A large, ultra-modern home is being custom-built outside of Toronto, and it features not wood studs, but cold-formed steel (CFS) framing.
Located in Mississauga, Ontario, the residence on Doulton Drive will have “a completely noncombustible rigid steel frame and solid concrete floors,” says the web site for homebuilder, Chatsworth Fine Homes, Oakville, Ontario.
“The architect designed this home to have a life expectancy of more than 100 years,” says Fil Capuano, president of Chatsworth Fine Homes. “Resilient products like the steel framing system were carefully chosen to meet that life span.”
Since energy efficiency is also paramount in the build, high-performance techniques are being used to seal the shell tightly, Capuano says. The stability of steel helps with the air sealing, since wood shrinkage could open up air leaks.
Hybrid steel system
The home features a hybrid system that combines structural steel and CFS wall framing. The interior partitions will make use of CFS framing and wallboard.
“It’s in-fill framing using all wind-bearing metal studs,” says Chris Sliskovic, president of Life Drywall Systems, Ltd., an Oakville, Ontario residential and commercial contractor that has the framing, drywall and finishing contract for the project.
Life Drywall Systems is a Steel Framing Industry Association (SFIA) certified CFS installation contractor and one of the first contractors to receive SFIA’s CFS certification. SFIA Certification ensures the CFS contractor or truss fabricator has the experience, expertise and commitment to meet the highest standards.
The firm is responsible for the gypsum board installation and the Level 5 Finish of all interior drywall surfaces. A Level 5 finish, the highest degree of quality in drywall finishing, features a skim coat of joint compound to provide a uniformly smooth surface.
Minimalistic contemporary design
Built for a private client, Doulton Drive contains 1,821 square meters, or 19,601 square feet, of livable space. The project architect is JP Thomson Architects, Windsor, Ontario. The structural engineer on the project is Moses Structural Engineers, Toronto.
“The interior will be replete with sleek modern lines and minimalistic contemporary décor,” says the Chatsworth web site. “Large floor-to-ceiling glass brings a modern feeling to the home, with the outdoors embracing [the] inside with cascading light.”
The interior partition frames are being stick-built on site.
“There’s a lot of 20 gauge interior structural framing,” Sliskovic says. “The exterior shell isn’t much. I’m trying to see how much exterior sheathing there is. The exterior is mostly glass. Inside, there’s about 7,200 sq. ft. of interior sheathing.”
The CFS framing products being used range from 33 to 118 mils. The project will make use of a total of 20,333 lineal ft. of 10-ft. CFS studs and 42,343 lineal ft. of 12-ft. CFS studs. Some additional 8-ft. studs, track and bracing will also be installed.
Steel doesn’t warp, no nail pops
What makes this home a standout?
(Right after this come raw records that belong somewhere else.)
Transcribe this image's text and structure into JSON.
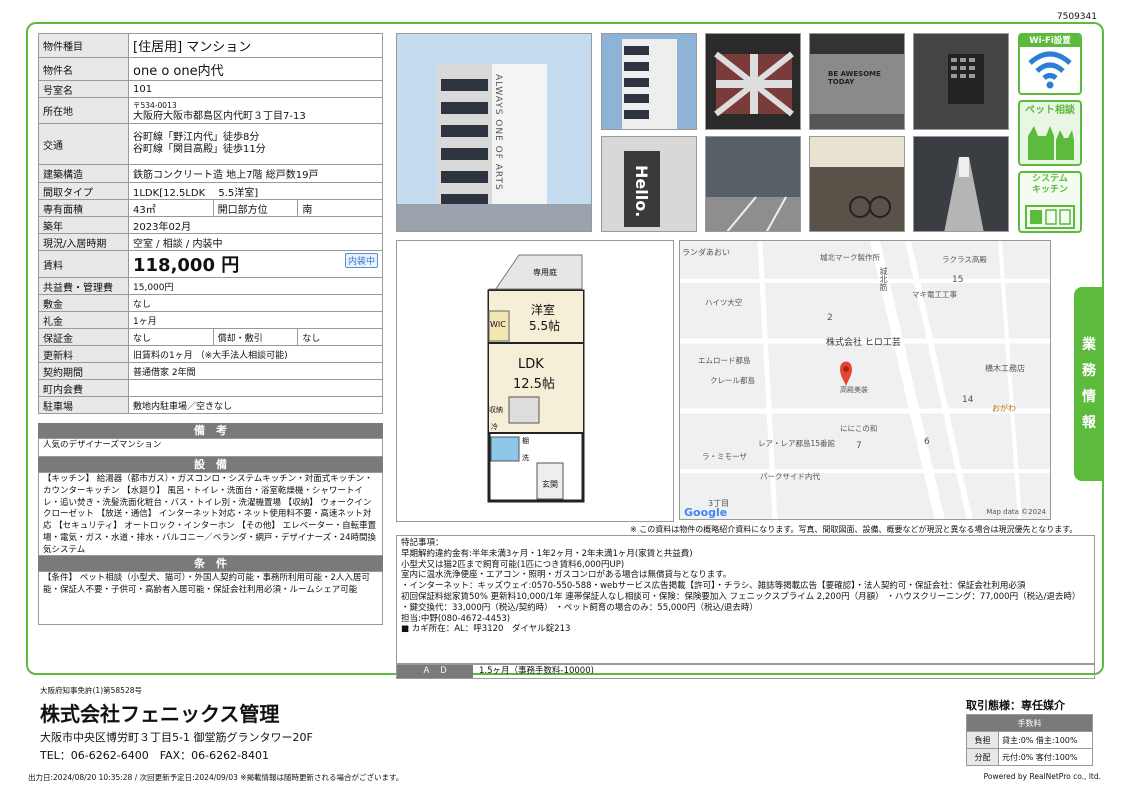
{
  "doc_no": "7509341",
  "spec": {
    "rows": [
      {
        "k": "物件種目",
        "v": "[住居用] マンション"
      },
      {
        "k": "物件名",
        "v": "one o one内代"
      },
      {
        "k": "号室名",
        "v": "101"
      },
      {
        "k": "所在地",
        "v1": "〒534-0013",
        "v2": "大阪府大阪市都島区内代町３丁目7-13"
      },
      {
        "k": "交通",
        "v1": "谷町線「野江内代」徒歩8分",
        "v2": "谷町線「関目高殿」徒歩11分"
      },
      {
        "k": "建築構造",
        "v": "鉄筋コンクリート造 地上7階 総戸数19戸"
      },
      {
        "k": "間取タイプ",
        "v": "1LDK[12.5LDK　 5.5洋室]"
      },
      {
        "k": "専有面積",
        "v": "43㎡",
        "k2": "開口部方位",
        "v2": "南"
      },
      {
        "k": "築年",
        "v": "2023年02月"
      },
      {
        "k": "現況/入居時期",
        "v": "空室 / 相談 / 内装中"
      },
      {
        "k": "賃料",
        "v": "118,000 円",
        "badge": "内装中"
      },
      {
        "k": "共益費・管理費",
        "v": "15,000円"
      },
      {
        "k": "敷金",
        "v": "なし"
      },
      {
        "k": "礼金",
        "v": "1ヶ月"
      },
      {
        "k": "保証金",
        "v": "なし",
        "k2": "償却・敷引",
        "v2": "なし"
      },
      {
        "k": "更新料",
        "v": "旧賃料の1ヶ月 （※大手法人相談可能)"
      },
      {
        "k": "契約期間",
        "v": "普通借家 2年間"
      },
      {
        "k": "町内会費",
        "v": ""
      },
      {
        "k": "駐車場",
        "v": "敷地内駐車場／空きなし"
      }
    ]
  },
  "remarks": {
    "head": "備　考",
    "body": "人気のデザイナーズマンション"
  },
  "facilities": {
    "head": "設　備",
    "body": "【キッチン】 給湯器（都市ガス）・ガスコンロ・システムキッチン・対面式キッチン・カウンターキッチン 【水廻り】 風呂・トイレ・洗面台・浴室乾燥機・シャワートイレ・追い焚き・洗髪洗面化粧台・バス・トイレ別・洗濯機置場 【収納】 ウォークインクローゼット 【放送・通信】 インターネット対応・ネット使用料不要・高速ネット対応 【セキュリティ】 オートロック・インターホン 【その他】 エレベーター・自転車置場・電気・ガス・水道・排水・バルコニー／ベランダ・網戸・デザイナーズ・24時間換気システム"
  },
  "conditions": {
    "head": "条　件",
    "body": "【条件】 ペット相談（小型犬、猫可）・外国人契約可能・事務所利用可能・2人入居可能・保証人不要・子供可・高齢者入居可能・保証会社利用必須・ルームシェア可能"
  },
  "icons": {
    "wifi": "Wi-Fi設置",
    "pet": "ペット相談",
    "kitchen_1": "システム",
    "kitchen_2": "キッチン"
  },
  "floorplan": {
    "garden": "専用庭",
    "western": "洋室",
    "western_size": "5.5帖",
    "ldk": "LDK",
    "ldk_size": "12.5帖",
    "wic": "WIC",
    "storage": "収納",
    "fridge": "冷",
    "closet": "棚",
    "wash": "洗",
    "entrance": "玄関"
  },
  "map": {
    "labels": [
      "ランダあおい",
      "城北マーク製作所",
      "ラクラス高殿",
      "ハイツ大空",
      "マキ電工工事",
      "城北筋",
      "株式会社 ヒロ工芸",
      "エムロード都島",
      "高殿美装",
      "横木工務店",
      "クレール都島",
      "おがわ",
      "ににこの和",
      "レア・レア都島15番館",
      "ラ・ミモーザ",
      "パークサイド内代",
      "3丁目"
    ],
    "numbers": [
      "15",
      "2",
      "14",
      "7",
      "6"
    ],
    "credit": "Map data ©2024",
    "google": "Google"
  },
  "disclaimer": "※ この資料は物件の概略紹介資料になります。写真、間取図面、設備、概要などが現況と異なる場合は現況優先となります。",
  "notes": {
    "title": "特記事項：",
    "lines": [
      "早期解約違約金有:半年未満3ヶ月・1年2ヶ月・2年未満1ヶ月(家賃と共益費)",
      "小型犬又は猫2匹まで飼育可能(1匹につき賃料6,000円UP)",
      "室内に温水洗浄便座・エアコン・照明・ガスコンロがある場合は無償貸与となります。",
      "・インターネット：キッズウェイ:0570-550-588・webサービス広告掲載【許可】・チラシ、雑誌等掲載広告【要確認】・法人契約可・保証会社：保証会社利用必須",
      "初回保証料総家賃50% 更新料10,000/1年 連帯保証人なし相談可・保険：保険要加入 フェニックスプライム 2,200円（月額） ・ハウスクリーニング：77,000円（税込/退去時） ・鍵交換代：33,000円（税込/契約時） ・ペット飼育の場合のみ：55,000円（税込/退去時）",
      "担当:中野(080-4672-4453)",
      "■ カギ所在：AL：呼3120　ダイヤル錠213"
    ]
  },
  "ad": {
    "label": "Ａ　Ｄ",
    "value": "1.5ヶ月（事務手数料-10000)"
  },
  "side_tab": [
    "業",
    "務",
    "情",
    "報"
  ],
  "company": {
    "license": "大阪府知事免許(1)第58528号",
    "name": "株式会社フェニックス管理",
    "address": "大阪市中央区博労町３丁目5-1 御堂筋グランタワー20F",
    "tel": "TEL：06-6262-6400　FAX：06-6262-8401"
  },
  "fee": {
    "title": "取引態様：専任媒介",
    "head": "手数料",
    "rows": [
      {
        "k": "負担",
        "v": "貸主:0% 借主:100%"
      },
      {
        "k": "分配",
        "v": "元付:0% 客付:100%"
      }
    ]
  },
  "footer": {
    "left": "出力日:2024/08/20 10:35:28 / 次回更新予定日:2024/09/03 ※掲載情報は随時更新される場合がございます。",
    "right": "Powered by RealNetPro co., ltd."
  },
  "photo_texts": {
    "building_sign": "ALWAYS ONE OF ARTS",
    "lobby_sign": "BE AWESOME TODAY",
    "hello": "Hello."
  }
}
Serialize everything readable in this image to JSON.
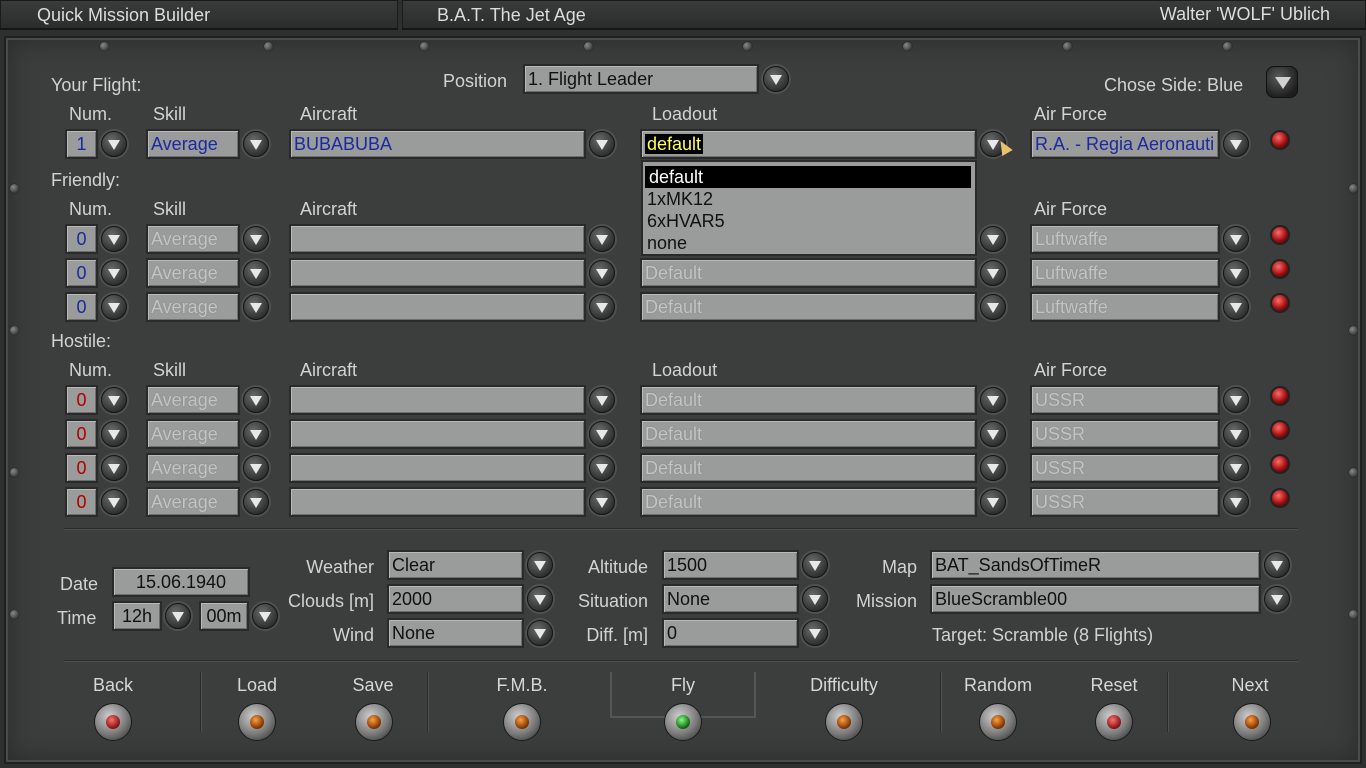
{
  "titlebar": {
    "left": "Quick Mission Builder",
    "middle": "B.A.T. The Jet Age",
    "right": "Walter 'WOLF' Ublich"
  },
  "your_flight": {
    "heading": "Your Flight:",
    "position_label": "Position",
    "position_value": "1. Flight Leader",
    "side_label": "Chose Side: Blue",
    "headers": {
      "num": "Num.",
      "skill": "Skill",
      "aircraft": "Aircraft",
      "loadout": "Loadout",
      "air_force": "Air Force"
    },
    "row": {
      "num": "1",
      "skill": "Average",
      "aircraft": "BUBABUBA",
      "loadout": "default",
      "air_force": "R.A. - Regia Aeronauti"
    },
    "loadout_options": [
      "default",
      "1xMK12",
      "6xHVAR5",
      "none"
    ]
  },
  "friendly": {
    "heading": "Friendly:",
    "headers": {
      "num": "Num.",
      "skill": "Skill",
      "aircraft": "Aircraft",
      "air_force": "Air Force"
    },
    "rows": [
      {
        "num": "0",
        "skill": "Average",
        "aircraft": "",
        "loadout": "",
        "air_force": "Luftwaffe"
      },
      {
        "num": "0",
        "skill": "Average",
        "aircraft": "",
        "loadout": "Default",
        "air_force": "Luftwaffe"
      },
      {
        "num": "0",
        "skill": "Average",
        "aircraft": "",
        "loadout": "Default",
        "air_force": "Luftwaffe"
      }
    ]
  },
  "hostile": {
    "heading": "Hostile:",
    "headers": {
      "num": "Num.",
      "skill": "Skill",
      "aircraft": "Aircraft",
      "loadout": "Loadout",
      "air_force": "Air Force"
    },
    "rows": [
      {
        "num": "0",
        "skill": "Average",
        "aircraft": "",
        "loadout": "Default",
        "air_force": "USSR"
      },
      {
        "num": "0",
        "skill": "Average",
        "aircraft": "",
        "loadout": "Default",
        "air_force": "USSR"
      },
      {
        "num": "0",
        "skill": "Average",
        "aircraft": "",
        "loadout": "Default",
        "air_force": "USSR"
      },
      {
        "num": "0",
        "skill": "Average",
        "aircraft": "",
        "loadout": "Default",
        "air_force": "USSR"
      }
    ]
  },
  "settings": {
    "date_label": "Date",
    "date_value": "15.06.1940",
    "time_label": "Time",
    "time_hour": "12h",
    "time_min": "00m",
    "weather_label": "Weather",
    "weather_value": "Clear",
    "clouds_label": "Clouds [m]",
    "clouds_value": "2000",
    "wind_label": "Wind",
    "wind_value": "None",
    "altitude_label": "Altitude",
    "altitude_value": "1500",
    "situation_label": "Situation",
    "situation_value": "None",
    "diff_label": "Diff. [m]",
    "diff_value": "0",
    "map_label": "Map",
    "map_value": "BAT_SandsOfTimeR",
    "mission_label": "Mission",
    "mission_value": "BlueScramble00",
    "target_text": "Target: Scramble (8 Flights)"
  },
  "buttons": {
    "back": "Back",
    "load": "Load",
    "save": "Save",
    "fmb": "F.M.B.",
    "fly": "Fly",
    "difficulty": "Difficulty",
    "random": "Random",
    "reset": "Reset",
    "next": "Next"
  },
  "colors": {
    "lamp_red": "#c02020",
    "lamp_amber": "#c06010",
    "lamp_green": "#30c030"
  }
}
Floor-to-ceiling glass. An eight-car underground garage. Minimalist decor. And, the use of CFS framing instead of wood.
“Not a lot of guys do steel-framed houses around here,” Sliskovic says. “It’s not common to see houses built with steel. This will be my third.”
Sliskovic prefers working with light-gauge steel rather than wood. He says so do others working on the project.
“Everybody prefers it — not just our guys, but also the site superintendent,” Sliskovic says. “And he’s got a residential wood framing background.”
“Believe it or not, he’s completely ‘nuts’ about the steel — that is, he likes it,” Sliskovic continues. “The builder likes it, and I like it, because it goes up fast.”
The steel framing is durable. Sloskovic believes the framing will remain true for the life of the home.
“Those walls and reveals, no matter the finish, will always be straight,” Sliskovic says. “Steel doesn’t warp. It doesn’t twist. The homeowner won’t ever get nail pops. And for sound, it’s just a no-brainer — the walls will be finished next to perfection.”
At the time of publication, Sliskovic and his crew had a lot of work ahead of them. The project is expected to be completed by the end of 2021.